It’s about your insight, creativity and genius. Your willingness to do work that matters, and take risks for. Then it’s about having a purpose, and connection to people who share it. Its about a sense of impact every day, on your own terms, not an annual appraisal on someone else’s. Giving yourself permission, not seeking it from someone else.

If you can do that within an organisation, that is a seriously good result. In any event, and wherever you work, treat it like self employment, because, in effect that is exactly what it is becoming. Huge opportunities, quite scary, joyous and more than a little chaotic. A chance to be you.

The near future belongs to networks of purpose. Decentralised, flexible, low overhead teams of people who share the characteristics of craft – “a marriage of head , heart and hand” in pursuit of  shared aims on things that matter to them. The days of “solutions” are behind us, and the requirement for originality with us.

The end of centralisation.

Enjoy the revolution.

 

The Limits of Specialists

We ended 2014 on something of a perceived high. Specialists were reveling in a recovering economy, jobs growth, and bright prospects for 2015.

As we enter 2015, it feels different. Oil Prices, Greece, Syriza, Elections.

In reality of course, nothing has changed except the people we pay attention to; and we tend to pay attention to specialists. This is not to decry specialists – anything but, they are vital. But there are two sorts.

Firstly, the “professional specialists” – managers, pundits, politicians – those whose living depends on them being seen as the “go to” to help us manage our relationship with uncertainty. The problem tends to be that these specialists see the world through the lens of their specialism, and their status within it. One of their biggest fears is to be seen to be deficient in their knowledge, and are very unlikely to get promoted, or voted for, by saying “I don’t know”.

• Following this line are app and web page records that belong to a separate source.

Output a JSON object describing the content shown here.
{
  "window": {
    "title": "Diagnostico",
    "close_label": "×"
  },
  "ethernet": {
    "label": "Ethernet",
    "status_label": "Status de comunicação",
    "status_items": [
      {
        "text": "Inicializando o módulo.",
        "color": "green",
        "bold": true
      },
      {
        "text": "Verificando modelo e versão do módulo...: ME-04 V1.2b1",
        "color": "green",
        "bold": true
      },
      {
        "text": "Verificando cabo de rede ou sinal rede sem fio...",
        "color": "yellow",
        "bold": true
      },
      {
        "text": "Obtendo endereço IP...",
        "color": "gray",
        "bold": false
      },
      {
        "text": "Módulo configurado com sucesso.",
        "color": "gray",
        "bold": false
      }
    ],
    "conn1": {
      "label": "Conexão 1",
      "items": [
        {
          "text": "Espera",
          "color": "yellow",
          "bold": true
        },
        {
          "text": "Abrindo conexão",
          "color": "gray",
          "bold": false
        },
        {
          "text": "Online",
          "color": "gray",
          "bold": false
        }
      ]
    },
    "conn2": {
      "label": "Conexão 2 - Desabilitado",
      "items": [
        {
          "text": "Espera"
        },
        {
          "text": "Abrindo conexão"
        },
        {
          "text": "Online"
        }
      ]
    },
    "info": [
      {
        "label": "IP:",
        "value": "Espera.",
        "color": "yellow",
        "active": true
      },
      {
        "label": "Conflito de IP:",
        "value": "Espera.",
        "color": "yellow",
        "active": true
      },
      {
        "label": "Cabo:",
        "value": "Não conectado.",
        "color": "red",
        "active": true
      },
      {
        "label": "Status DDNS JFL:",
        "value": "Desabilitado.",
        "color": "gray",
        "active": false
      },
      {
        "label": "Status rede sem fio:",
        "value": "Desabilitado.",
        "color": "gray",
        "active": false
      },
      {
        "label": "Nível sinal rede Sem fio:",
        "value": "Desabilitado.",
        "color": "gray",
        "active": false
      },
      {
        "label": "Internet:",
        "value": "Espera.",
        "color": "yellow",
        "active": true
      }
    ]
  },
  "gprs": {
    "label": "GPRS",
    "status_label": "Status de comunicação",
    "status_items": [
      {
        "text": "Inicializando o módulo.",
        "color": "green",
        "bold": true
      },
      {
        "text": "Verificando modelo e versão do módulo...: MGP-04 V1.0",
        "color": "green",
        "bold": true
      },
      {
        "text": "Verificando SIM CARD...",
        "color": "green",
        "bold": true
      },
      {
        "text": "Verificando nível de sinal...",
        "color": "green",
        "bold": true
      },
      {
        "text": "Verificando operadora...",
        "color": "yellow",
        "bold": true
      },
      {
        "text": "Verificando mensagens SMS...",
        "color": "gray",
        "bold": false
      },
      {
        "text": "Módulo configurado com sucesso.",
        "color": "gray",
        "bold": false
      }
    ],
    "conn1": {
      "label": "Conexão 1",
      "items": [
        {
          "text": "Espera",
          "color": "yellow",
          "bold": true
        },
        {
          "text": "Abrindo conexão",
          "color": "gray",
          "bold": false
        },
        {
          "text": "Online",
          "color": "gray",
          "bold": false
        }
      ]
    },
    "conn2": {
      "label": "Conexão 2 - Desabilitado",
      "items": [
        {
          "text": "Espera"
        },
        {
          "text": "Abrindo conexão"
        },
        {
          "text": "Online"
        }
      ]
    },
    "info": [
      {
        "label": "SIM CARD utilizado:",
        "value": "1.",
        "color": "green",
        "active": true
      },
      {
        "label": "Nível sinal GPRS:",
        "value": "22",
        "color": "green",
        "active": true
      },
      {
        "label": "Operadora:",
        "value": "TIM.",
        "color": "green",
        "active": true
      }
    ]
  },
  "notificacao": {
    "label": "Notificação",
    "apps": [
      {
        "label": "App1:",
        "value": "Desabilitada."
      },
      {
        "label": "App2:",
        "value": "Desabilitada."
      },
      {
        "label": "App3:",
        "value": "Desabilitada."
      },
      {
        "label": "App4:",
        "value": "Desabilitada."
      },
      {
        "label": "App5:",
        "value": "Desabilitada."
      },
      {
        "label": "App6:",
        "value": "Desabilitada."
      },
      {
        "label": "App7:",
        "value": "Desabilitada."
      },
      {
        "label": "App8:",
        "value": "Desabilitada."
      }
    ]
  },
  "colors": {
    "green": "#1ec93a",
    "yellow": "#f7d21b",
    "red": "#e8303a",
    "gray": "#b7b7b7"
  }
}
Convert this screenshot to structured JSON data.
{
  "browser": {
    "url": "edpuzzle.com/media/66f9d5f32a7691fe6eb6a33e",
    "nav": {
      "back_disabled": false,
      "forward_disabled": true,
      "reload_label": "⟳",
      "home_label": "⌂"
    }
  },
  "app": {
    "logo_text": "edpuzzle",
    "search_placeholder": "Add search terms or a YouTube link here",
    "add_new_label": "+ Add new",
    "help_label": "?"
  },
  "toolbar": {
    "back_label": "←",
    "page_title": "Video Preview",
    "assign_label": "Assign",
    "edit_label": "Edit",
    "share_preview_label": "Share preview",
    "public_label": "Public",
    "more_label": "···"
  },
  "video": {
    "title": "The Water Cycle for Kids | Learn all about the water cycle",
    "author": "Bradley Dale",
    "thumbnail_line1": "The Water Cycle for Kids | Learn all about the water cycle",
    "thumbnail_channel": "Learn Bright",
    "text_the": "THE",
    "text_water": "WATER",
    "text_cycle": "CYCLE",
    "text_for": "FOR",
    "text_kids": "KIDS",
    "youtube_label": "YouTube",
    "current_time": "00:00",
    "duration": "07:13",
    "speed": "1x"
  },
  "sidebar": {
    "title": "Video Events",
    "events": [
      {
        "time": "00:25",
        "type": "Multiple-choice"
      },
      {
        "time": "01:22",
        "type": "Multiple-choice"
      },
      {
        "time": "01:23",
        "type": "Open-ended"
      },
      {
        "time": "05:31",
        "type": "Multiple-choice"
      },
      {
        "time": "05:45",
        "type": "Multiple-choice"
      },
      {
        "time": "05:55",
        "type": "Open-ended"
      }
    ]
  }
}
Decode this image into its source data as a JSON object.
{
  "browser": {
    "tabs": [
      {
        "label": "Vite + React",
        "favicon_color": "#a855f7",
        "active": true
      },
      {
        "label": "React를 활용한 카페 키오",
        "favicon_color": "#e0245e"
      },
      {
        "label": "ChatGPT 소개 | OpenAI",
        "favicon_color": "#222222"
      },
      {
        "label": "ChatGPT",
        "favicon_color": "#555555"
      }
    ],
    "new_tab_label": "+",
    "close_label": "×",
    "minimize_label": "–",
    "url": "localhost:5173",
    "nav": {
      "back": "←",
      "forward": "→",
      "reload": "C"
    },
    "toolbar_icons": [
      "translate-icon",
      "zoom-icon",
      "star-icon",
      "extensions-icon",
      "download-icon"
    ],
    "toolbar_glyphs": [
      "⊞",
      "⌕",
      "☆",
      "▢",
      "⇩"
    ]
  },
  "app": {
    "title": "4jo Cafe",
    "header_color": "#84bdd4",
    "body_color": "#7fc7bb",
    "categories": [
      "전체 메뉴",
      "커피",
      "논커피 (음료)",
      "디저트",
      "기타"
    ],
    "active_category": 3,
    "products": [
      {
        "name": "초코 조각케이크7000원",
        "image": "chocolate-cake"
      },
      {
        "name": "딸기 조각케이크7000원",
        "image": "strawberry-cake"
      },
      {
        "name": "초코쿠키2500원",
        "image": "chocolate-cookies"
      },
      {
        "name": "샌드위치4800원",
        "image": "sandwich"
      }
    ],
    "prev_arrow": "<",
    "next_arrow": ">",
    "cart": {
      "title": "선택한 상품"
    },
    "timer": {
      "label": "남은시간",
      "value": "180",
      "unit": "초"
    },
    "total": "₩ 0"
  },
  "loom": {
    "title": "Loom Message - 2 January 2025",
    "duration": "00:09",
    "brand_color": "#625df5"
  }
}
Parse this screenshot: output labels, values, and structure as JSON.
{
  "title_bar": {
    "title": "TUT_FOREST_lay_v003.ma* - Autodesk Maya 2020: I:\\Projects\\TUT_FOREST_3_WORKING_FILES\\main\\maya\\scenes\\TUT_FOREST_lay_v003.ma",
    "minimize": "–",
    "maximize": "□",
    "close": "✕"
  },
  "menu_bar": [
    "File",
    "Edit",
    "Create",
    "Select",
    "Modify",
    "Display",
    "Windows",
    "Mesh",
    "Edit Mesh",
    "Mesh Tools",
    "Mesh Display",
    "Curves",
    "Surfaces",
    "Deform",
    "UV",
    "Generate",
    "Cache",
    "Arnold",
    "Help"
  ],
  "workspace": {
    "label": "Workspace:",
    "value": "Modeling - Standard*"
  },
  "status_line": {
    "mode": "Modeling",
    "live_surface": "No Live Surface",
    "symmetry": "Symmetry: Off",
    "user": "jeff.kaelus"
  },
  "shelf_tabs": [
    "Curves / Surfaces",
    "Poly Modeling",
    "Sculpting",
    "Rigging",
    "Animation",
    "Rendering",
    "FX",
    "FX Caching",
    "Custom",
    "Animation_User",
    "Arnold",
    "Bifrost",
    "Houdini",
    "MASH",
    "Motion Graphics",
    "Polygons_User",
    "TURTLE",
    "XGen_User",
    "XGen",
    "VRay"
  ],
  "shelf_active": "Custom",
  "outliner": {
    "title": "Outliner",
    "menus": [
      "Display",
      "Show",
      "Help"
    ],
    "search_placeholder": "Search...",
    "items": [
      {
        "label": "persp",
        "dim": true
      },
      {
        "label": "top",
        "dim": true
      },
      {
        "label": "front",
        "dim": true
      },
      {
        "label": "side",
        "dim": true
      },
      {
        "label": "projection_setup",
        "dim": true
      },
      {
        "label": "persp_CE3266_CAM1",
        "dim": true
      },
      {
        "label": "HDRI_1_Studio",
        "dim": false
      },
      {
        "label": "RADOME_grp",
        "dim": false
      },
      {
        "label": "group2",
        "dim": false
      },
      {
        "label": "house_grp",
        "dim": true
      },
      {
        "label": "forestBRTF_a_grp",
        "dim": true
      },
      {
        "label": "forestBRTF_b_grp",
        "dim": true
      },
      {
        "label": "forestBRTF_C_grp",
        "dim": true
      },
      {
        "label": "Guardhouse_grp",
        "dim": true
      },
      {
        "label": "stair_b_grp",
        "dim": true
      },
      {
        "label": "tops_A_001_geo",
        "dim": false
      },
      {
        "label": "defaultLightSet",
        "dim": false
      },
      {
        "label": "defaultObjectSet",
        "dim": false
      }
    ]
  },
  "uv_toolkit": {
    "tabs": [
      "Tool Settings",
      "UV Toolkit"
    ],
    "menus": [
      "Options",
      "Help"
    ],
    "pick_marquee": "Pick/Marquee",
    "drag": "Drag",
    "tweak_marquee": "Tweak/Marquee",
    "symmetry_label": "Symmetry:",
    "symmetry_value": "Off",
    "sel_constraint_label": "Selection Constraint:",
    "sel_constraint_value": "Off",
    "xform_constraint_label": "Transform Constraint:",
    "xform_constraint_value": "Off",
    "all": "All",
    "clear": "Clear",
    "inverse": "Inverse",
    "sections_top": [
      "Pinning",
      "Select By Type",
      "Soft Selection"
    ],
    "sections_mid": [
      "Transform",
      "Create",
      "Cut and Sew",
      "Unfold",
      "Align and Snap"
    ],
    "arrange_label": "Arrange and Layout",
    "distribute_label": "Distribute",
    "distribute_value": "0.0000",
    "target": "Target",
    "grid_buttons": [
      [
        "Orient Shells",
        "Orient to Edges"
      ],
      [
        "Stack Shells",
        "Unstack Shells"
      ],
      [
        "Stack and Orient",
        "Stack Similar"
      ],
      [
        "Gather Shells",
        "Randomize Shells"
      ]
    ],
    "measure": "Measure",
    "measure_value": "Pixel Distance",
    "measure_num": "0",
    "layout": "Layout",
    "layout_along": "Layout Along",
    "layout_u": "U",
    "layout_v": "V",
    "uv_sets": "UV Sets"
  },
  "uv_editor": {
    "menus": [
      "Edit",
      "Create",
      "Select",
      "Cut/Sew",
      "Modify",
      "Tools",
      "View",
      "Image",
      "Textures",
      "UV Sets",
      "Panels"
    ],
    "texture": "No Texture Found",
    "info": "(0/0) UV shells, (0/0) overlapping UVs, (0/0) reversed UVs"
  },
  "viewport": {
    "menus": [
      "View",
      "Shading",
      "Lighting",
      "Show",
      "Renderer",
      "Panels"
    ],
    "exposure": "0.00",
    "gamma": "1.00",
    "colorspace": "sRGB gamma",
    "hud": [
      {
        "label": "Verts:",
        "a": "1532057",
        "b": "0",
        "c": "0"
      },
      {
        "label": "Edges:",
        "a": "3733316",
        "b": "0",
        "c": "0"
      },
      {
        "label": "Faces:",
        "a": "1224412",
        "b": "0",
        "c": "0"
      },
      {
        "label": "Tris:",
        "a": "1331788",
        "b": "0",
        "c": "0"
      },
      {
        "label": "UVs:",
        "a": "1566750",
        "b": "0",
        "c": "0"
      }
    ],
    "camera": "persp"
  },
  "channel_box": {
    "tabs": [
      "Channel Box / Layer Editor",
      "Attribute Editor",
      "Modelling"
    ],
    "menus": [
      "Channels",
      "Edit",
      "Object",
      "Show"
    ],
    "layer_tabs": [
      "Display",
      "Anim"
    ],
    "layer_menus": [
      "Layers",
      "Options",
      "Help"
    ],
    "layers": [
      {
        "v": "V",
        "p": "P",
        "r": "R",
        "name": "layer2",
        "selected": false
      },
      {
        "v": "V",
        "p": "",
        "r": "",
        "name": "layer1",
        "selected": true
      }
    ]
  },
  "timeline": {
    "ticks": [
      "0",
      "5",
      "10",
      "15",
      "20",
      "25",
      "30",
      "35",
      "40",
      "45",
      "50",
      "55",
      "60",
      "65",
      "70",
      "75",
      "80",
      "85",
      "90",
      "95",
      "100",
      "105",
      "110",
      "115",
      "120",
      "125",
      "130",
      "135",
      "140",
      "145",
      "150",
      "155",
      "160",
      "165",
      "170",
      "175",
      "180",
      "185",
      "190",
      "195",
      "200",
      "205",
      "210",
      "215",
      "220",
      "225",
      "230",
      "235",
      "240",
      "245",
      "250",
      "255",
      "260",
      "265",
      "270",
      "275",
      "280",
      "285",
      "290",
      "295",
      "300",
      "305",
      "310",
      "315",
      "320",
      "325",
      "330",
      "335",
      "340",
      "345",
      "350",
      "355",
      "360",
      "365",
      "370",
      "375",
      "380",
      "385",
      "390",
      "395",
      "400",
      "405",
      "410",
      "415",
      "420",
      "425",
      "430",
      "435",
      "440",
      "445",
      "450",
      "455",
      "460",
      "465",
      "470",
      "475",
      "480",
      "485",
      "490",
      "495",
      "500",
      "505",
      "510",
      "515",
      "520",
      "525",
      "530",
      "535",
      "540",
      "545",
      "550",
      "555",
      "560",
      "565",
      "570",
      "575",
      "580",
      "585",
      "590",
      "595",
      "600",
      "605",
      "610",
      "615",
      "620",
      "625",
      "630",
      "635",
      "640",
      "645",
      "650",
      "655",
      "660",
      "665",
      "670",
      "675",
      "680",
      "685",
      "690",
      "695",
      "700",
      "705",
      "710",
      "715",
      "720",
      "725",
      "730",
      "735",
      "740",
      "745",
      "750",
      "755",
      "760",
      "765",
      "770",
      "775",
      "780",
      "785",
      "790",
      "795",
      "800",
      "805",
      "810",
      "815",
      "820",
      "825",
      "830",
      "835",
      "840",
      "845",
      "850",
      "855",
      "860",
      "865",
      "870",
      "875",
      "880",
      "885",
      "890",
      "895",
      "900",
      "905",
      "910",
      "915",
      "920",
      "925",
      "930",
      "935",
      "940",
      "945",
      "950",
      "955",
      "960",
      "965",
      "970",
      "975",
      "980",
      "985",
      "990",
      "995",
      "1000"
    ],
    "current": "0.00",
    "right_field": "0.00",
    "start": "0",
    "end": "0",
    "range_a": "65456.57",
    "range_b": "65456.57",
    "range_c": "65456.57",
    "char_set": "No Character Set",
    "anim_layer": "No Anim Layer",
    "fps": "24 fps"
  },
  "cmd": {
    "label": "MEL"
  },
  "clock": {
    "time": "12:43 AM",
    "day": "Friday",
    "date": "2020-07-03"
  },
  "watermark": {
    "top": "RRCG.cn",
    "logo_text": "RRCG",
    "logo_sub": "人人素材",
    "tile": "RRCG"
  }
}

The second group; I’ll call them “vocational specialists” are different. Their focus is the body of knowledge of their profession, and their purpose is its ability to support and help others – Teachers, Doctors, Social workers. These are people whose ethic is based as much on what they don’t know – being able to spot gaps and anomalies – and use their expertise as a platform for finding out. They have no problem in saying “I don’t know”.

The challenge for us cones when we try to treat them in the same way. The ay we measure teacher’s performance using just hard metrics and financial incentives is not only limiting, it’s hugely demotivating to people whose intrinsic motivation lies elsewhere. Similarly, asking professional specialists to use anything other than hard data to measure their performance is equally limiting.

What we have lost along the way is the role of the generalist – those who look at the bigger picture without the blinkers of a specialist, have an understanding of both sides, who are able to allocate specialists appropriately, and maintain a constructive balance so that all are giving their best, learning, and enjoying what they do.

At a time of increasing uncertainty, we need generalists. The best are likely to act as “Consigliere” – advisers and influencers (though the image of “The Godfather” might cloud perception!). Another model might be a Concierge. These types of individual make things happen, make sure context is maintained, and keep things together – enabling the specialists to do their best work. It is a very real, and very challenging, position.

As we get into our stride in 2015, the one thing we can be certain of is that events will occur which will confound specialist predictions. Those who rely on specialists alone will carry the burden – as happened in 2008.

Maybe one of the challenges for us is to create a better balance, and recognize generalists for the perspective and balance they bring, so that we end up less surprised than we might otherwise be.

Being less surprised is more prepared, and more prepared is more successful.